[WORK TO BE COMPLETED] The data follows. Retype every entry exactly.

[EXERCISE DATA]
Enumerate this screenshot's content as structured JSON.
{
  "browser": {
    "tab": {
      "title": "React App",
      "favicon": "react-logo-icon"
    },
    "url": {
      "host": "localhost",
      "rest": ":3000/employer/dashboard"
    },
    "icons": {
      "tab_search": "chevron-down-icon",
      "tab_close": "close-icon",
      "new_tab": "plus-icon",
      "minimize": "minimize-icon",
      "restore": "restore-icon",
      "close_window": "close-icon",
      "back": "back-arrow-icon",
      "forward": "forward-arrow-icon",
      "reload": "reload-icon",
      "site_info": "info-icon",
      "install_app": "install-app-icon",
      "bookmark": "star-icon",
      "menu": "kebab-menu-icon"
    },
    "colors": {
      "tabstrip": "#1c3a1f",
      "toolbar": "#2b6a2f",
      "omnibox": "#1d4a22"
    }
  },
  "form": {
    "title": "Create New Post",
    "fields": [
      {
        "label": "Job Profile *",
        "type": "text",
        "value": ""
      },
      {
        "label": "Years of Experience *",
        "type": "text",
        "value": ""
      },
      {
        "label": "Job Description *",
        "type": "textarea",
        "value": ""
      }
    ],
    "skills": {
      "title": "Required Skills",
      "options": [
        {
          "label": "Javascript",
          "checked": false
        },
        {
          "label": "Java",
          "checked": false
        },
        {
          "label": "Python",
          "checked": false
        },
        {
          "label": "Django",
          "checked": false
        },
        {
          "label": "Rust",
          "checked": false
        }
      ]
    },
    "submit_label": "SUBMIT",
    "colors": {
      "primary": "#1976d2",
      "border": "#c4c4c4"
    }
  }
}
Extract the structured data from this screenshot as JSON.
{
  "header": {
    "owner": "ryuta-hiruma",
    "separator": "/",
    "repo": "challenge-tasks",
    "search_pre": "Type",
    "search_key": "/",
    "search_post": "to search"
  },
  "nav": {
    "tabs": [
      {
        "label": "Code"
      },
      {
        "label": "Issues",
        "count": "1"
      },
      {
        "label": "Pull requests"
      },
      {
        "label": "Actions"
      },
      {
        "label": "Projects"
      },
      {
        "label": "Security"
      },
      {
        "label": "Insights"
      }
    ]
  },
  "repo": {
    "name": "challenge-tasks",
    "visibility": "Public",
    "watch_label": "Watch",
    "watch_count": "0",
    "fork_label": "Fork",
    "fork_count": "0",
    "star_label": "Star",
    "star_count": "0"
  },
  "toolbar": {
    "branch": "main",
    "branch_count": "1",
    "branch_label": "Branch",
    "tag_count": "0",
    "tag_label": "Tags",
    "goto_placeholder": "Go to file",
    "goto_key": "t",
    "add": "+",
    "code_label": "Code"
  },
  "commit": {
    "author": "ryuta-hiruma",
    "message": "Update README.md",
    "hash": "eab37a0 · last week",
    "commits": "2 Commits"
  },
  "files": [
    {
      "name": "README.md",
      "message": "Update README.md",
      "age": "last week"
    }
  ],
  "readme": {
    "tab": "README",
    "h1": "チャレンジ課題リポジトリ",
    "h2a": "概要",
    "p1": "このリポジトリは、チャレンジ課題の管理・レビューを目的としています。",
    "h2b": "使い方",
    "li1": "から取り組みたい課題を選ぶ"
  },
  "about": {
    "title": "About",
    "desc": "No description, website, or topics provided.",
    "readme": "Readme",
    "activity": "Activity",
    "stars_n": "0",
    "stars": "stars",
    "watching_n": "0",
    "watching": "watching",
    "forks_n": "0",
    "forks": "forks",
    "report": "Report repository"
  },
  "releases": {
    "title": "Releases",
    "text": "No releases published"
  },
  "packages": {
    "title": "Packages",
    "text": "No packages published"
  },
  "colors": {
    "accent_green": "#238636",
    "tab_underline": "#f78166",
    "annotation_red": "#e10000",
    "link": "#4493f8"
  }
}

[TASK RESPONSE]
Enumerate this screenshot's content as structured JSON.
{
  "browser": {
    "tab": {
      "title": "React App",
      "favicon": "react-logo-icon"
    },
    "url": {
      "host": "localhost",
      "rest": ":3000/employer/dashboard"
    },
    "icons": {
      "tab_search": "chevron-down-icon",
      "tab_close": "close-icon",
      "new_tab": "plus-icon",
      "minimize": "minimize-icon",
      "restore": "restore-icon",
      "close_window": "close-icon",
      "back": "back-arrow-icon",
      "forward": "forward-arrow-icon",
      "reload": "reload-icon",
      "site_info": "info-icon",
      "install_app": "install-app-icon",
      "bookmark": "star-icon",
      "menu": "kebab-menu-icon"
    },
    "colors": {
      "tabstrip": "#1c3a1f",
      "toolbar": "#2b6a2f",
      "omnibox": "#1d4a22"
    }
  },
  "form": {
    "title": "Create New Post",
    "fields": [
      {
        "label": "Job Profile *",
        "type": "text",
        "value": ""
      },
      {
        "label": "Years of Experience *",
        "type": "text",
        "value": ""
      },
      {
        "label": "Job Description *",
        "type": "textarea",
        "value": ""
      }
    ],
    "skills": {
      "title": "Required Skills",
      "options": [
        {
          "label": "Javascript",
          "checked": false
        },
        {
          "label": "Java",
          "checked": false
        },
        {
          "label": "Python",
          "checked": false
        },
        {
          "label": "Django",
          "checked": false
        },
        {
          "label": "Rust",
          "checked": false
        }
      ]
    },
    "submit_label": "SUBMIT",
    "colors": {
      "primary": "#1976d2",
      "border": "#c4c4c4"
    }
  }
}
Extract the structured data from this screenshot as JSON.
{
  "header": {
    "owner": "ryuta-hiruma",
    "separator": "/",
    "repo": "challenge-tasks",
    "search_pre": "Type",
    "search_key": "/",
    "search_post": "to search"
  },
  "nav": {
    "tabs": [
      {
        "label": "Code"
      },
      {
        "label": "Issues",
        "count": "1"
      },
      {
        "label": "Pull requests"
      },
      {
        "label": "Actions"
      },
      {
        "label": "Projects"
      },
      {
        "label": "Security"
      },
      {
        "label": "Insights"
      }
    ]
  },
  "repo": {
    "name": "challenge-tasks",
    "visibility": "Public",
    "watch_label": "Watch",
    "watch_count": "0",
    "fork_label": "Fork",
    "fork_count": "0",
    "star_label": "Star",
    "star_count": "0"
  },
  "toolbar": {
    "branch": "main",
    "branch_count": "1",
    "branch_label": "Branch",
    "tag_count": "0",
    "tag_label": "Tags",
    "goto_placeholder": "Go to file",
    "goto_key": "t",
    "add": "+",
    "code_label": "Code"
  },
  "commit": {
    "author": "ryuta-hiruma",
    "message": "Update README.md",
    "hash": "eab37a0 · last week",
    "commits": "2 Commits"
  },
  "files": [
    {
      "name": "README.md",
      "message": "Update README.md",
      "age": "last week"
    }
  ],
  "readme": {
    "tab": "README",
    "h1": "チャレンジ課題リポジトリ",
    "h2a": "概要",
    "p1": "このリポジトリは、チャレンジ課題の管理・レビューを目的としています。",
    "h2b": "使い方",
    "li1": "から取り組みたい課題を選ぶ"
  },
  "about": {
    "title": "About",
    "desc": "No description, website, or topics provided.",
    "readme": "Readme",
    "activity": "Activity",
    "stars_n": "0",
    "stars": "stars",
    "watching_n": "0",
    "watching": "watching",
    "forks_n": "0",
    "forks": "forks",
    "report": "Report repository"
  },
  "releases": {
    "title": "Releases",
    "text": "No releases published"
  },
  "packages": {
    "title": "Packages",
    "text": "No packages published"
  },
  "colors": {
    "accent_green": "#238636",
    "tab_underline": "#f78166",
    "annotation_red": "#e10000",
    "link": "#4493f8"
  }
}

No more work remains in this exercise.